In the November issue of Atlantic Monthly, a similar criticism is leveled at President Bush's political alter-ego Karl Rove. One particular example used by the author:
In ways small and large, Rove has long betrayed his lack of understanding of Washington’s institutional subtleties and the effective application of policy, even for the rawest political objectives. The classic example is Rove’s persuading the president in 2002 to impose steep tariffs on foreign steel—a ploy he believed would win over union workers in Rust Belt swing states, ordinarily faithful Democrats, in the next presidential election. This was celebrated as a political masterstroke at the time. But within a year the tariffs were declared illegal by the World Trade Organization and nearly caused a trade war. The uproar precipitated their premature and embarrassing removal.

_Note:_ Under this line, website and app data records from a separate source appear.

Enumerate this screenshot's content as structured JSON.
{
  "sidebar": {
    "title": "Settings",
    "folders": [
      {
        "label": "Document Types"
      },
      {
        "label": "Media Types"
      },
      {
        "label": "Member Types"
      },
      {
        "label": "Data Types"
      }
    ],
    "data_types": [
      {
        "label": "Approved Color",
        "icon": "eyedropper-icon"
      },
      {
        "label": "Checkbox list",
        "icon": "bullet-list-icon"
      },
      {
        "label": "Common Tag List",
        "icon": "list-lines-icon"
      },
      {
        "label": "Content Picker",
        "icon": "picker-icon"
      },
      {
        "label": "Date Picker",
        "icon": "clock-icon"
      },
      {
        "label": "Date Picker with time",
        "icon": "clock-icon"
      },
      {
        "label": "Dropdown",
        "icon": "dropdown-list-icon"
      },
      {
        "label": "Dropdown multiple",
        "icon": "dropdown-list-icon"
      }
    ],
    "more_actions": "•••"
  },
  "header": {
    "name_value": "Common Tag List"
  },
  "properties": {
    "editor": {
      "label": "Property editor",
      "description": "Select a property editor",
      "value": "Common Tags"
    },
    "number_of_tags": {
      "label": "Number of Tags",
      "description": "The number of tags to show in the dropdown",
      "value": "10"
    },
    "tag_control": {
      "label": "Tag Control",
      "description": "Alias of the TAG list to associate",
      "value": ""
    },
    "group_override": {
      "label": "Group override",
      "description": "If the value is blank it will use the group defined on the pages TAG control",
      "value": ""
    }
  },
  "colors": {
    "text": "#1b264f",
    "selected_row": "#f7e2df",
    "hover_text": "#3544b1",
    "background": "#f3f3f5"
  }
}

This was just one case where Rove/Bush would placate one subsection of society after another for the purposes of building a permanent Republican majority in the US. Many more cases are raised in the context is this long and exhaustive argument.

Reading the Rove article and looking at the operations of the Harper government makes me wonder if there's more than a casual connection of themes and operating procedures. Can the the clue to understanding Harper and the operations of his government be found in the thoughts of Karl Rove and his White House record?

No comments: